Minnesota is the state with the longest run of Democratic wins, and President Donald Trump has made flipping the state a major part of his campaign strategy in 2020, resulting in several visits to Minnesota since his election, including this Thursday at Target Center in Minneapolis.
As the DFL points out, Minnesota has been turning increasingly red based on recent elections, and even though Amy Klobuchar and Gov. Tim Walz easily won statewide votes in the 2018 mid-terms, the Republicans flipped 2 U.S. House seats in the 1st and 8th District, even though they lost the more suburban 2nd and 3rd Districts.
With Republican turnout expected to be significantly higher given next year is a presidential election year, the DFL appears concerned that Minnesota could plump for the GOP.
This in turn could provide a potentially crucial win in the Electoral College that could negate potential Democratic gains in the likes of Wisconsin and Pennsylvania, where Trump's approval rating has been dropping.
His approval rating in Minnesota, per the Morning Consult, is actually worse than the typical swing states at minus 11, but the tightness of the result in 2016 is giving Republican strategists hope of a possible swing in 2020, with rural areas of the state increasingly turning red.

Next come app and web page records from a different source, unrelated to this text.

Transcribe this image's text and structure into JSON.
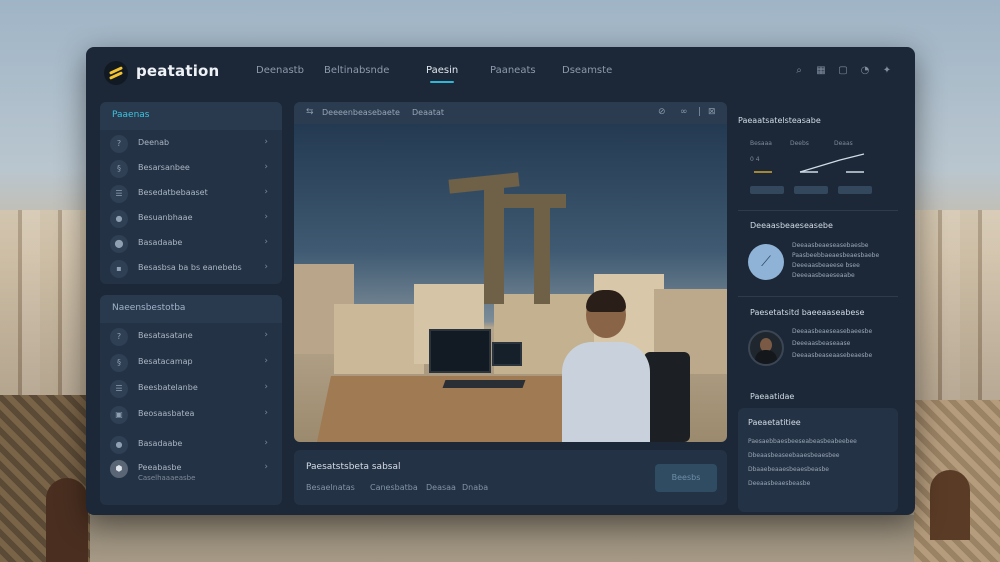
{
  "app": {
    "brand": "peatation",
    "nav": [
      "Deenastb",
      "Beltinabsnde",
      "Paesin",
      "Paaneats",
      "Dseamste"
    ],
    "active_nav": 2,
    "top_icons": [
      "search-icon",
      "grid-icon",
      "chat-icon",
      "bell-icon",
      "settings-icon"
    ]
  },
  "sidebar_top": {
    "title": "Paaenas",
    "items": [
      {
        "label": "Deenab",
        "icon": "?"
      },
      {
        "label": "Besarsanbee",
        "icon": "§"
      },
      {
        "label": "Besedatbebaaset",
        "icon": "☰"
      },
      {
        "label": "Besuanbhaae",
        "icon": "●"
      },
      {
        "label": "Basadaabe",
        "icon": "⬤"
      },
      {
        "label": "Besasbsa ba bs eanebebs",
        "icon": "▪"
      }
    ]
  },
  "sidebar_bottom": {
    "title": "Naeensbestotba",
    "items": [
      {
        "label": "Besatasatane",
        "icon": "?"
      },
      {
        "label": "Besatacamap",
        "icon": "§"
      },
      {
        "label": "Beesbatelanbe",
        "icon": "☰"
      },
      {
        "label": "Beosaasbatea",
        "icon": "▣"
      },
      {
        "label": "Basadaabe",
        "icon": "●"
      },
      {
        "label": "Peeabasbe",
        "sub": "Caselhaaaeasbe",
        "icon": "⬢"
      }
    ]
  },
  "viewer": {
    "breadcrumb_1": "Deeeenbeasebaete",
    "breadcrumb_2": "Deaatat",
    "footer_title": "Paesatstsbeta sabsal",
    "footer_tabs": [
      "Besaelnatas",
      "Canesbatba",
      "Deasaa",
      "Dnaba"
    ],
    "footer_button": "Beesbs"
  },
  "right": {
    "stats_title": "Paeaatsatelsteasabe",
    "stats_cols": [
      "Besaaa",
      "Deebs",
      "Deaas"
    ],
    "stat_value": "0 4",
    "section2_title": "Deeaasbeaeseasebe",
    "section2_lines": [
      "Deeaasbeaeseasebaesbe",
      "Paasbeebbaeaesbeaesbaebe",
      "Deeeaasbeaeese bsee",
      "Deeeaasbeaeseaabe"
    ],
    "section3_title": "Paesetatsitd  baeeaaseabese",
    "section3_lines": [
      "Deeaasbeaeseasebaeesbe",
      "Deeeaasbeaseaase",
      "Deeaasbeaseaasebeaesbe"
    ],
    "section4_title": "Paeaatidae",
    "panel_title": "Paeaetatitiee",
    "panel_lines": [
      "Paesaebbaesbeeseabeasbeabeebee",
      "Dbeaasbeaseebaaesbeaesbee",
      "Dbaaebeaaesbeaesbeasbe",
      "Deeaasbeaesbeasbe"
    ]
  },
  "colors": {
    "accent": "#31b7d6",
    "panel": "#243245",
    "window": "#1c2838",
    "brand_mark": "#f2c230"
  }
}
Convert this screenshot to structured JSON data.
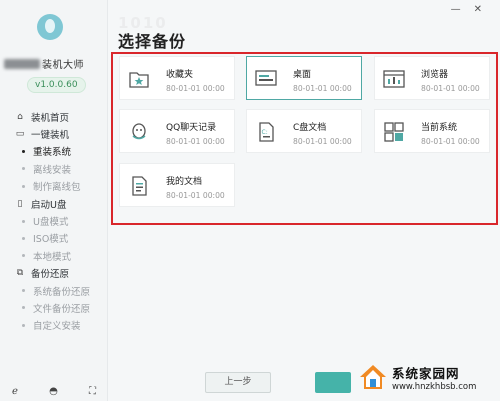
{
  "sidebar": {
    "brand_suffix": "装机大师",
    "version": "v1.0.0.60",
    "items": [
      {
        "label": "装机首页",
        "type": "top",
        "icon": "home-icon",
        "glyph": "⌂"
      },
      {
        "label": "一键装机",
        "type": "top",
        "icon": "monitor-icon",
        "glyph": "▭"
      },
      {
        "label": "重装系统",
        "type": "sub",
        "active": true
      },
      {
        "label": "离线安装",
        "type": "sub"
      },
      {
        "label": "制作离线包",
        "type": "sub"
      },
      {
        "label": "启动U盘",
        "type": "top",
        "icon": "usb-icon",
        "glyph": "▯"
      },
      {
        "label": "U盘模式",
        "type": "sub"
      },
      {
        "label": "ISO模式",
        "type": "sub"
      },
      {
        "label": "本地模式",
        "type": "sub"
      },
      {
        "label": "备份还原",
        "type": "top",
        "icon": "backup-icon",
        "glyph": "⧉"
      },
      {
        "label": "系统备份还原",
        "type": "sub"
      },
      {
        "label": "文件备份还原",
        "type": "sub"
      },
      {
        "label": "自定义安装",
        "type": "sub"
      }
    ]
  },
  "window": {
    "minimize": "—",
    "close": "✕"
  },
  "header": {
    "title": "选择备份",
    "ghost": "1010"
  },
  "cards": [
    {
      "name": "收藏夹",
      "time": "80-01-01 00:00",
      "icon": "favorites-icon",
      "selected": false
    },
    {
      "name": "桌面",
      "time": "80-01-01 00:00",
      "icon": "desktop-icon",
      "selected": true
    },
    {
      "name": "浏览器",
      "time": "80-01-01 00:00",
      "icon": "browser-icon",
      "selected": false
    },
    {
      "name": "QQ聊天记录",
      "time": "80-01-01 00:00",
      "icon": "qq-icon",
      "selected": false
    },
    {
      "name": "C盘文档",
      "time": "80-01-01 00:00",
      "icon": "c-drive-doc-icon",
      "selected": false
    },
    {
      "name": "当前系统",
      "time": "80-01-01 00:00",
      "icon": "windows-icon",
      "selected": false
    },
    {
      "name": "我的文档",
      "time": "80-01-01 00:00",
      "icon": "document-icon",
      "selected": false
    }
  ],
  "footer": {
    "prev_label": "上一步"
  },
  "watermark": {
    "name": "系统家园网",
    "url": "www.hnzkhbsb.com"
  },
  "colors": {
    "accent": "#45b3a9",
    "highlight_border": "#d9262b",
    "brand_green": "#3a8f5a"
  }
}
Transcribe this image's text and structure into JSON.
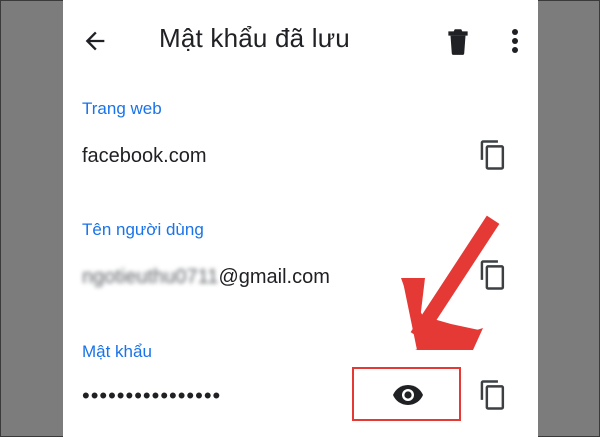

The DFL Party has launched a "Money Blizzard" fundraising campaign to that end, coming in a week where activist engagement against the president is expected to be high ahead of his arrival in the state.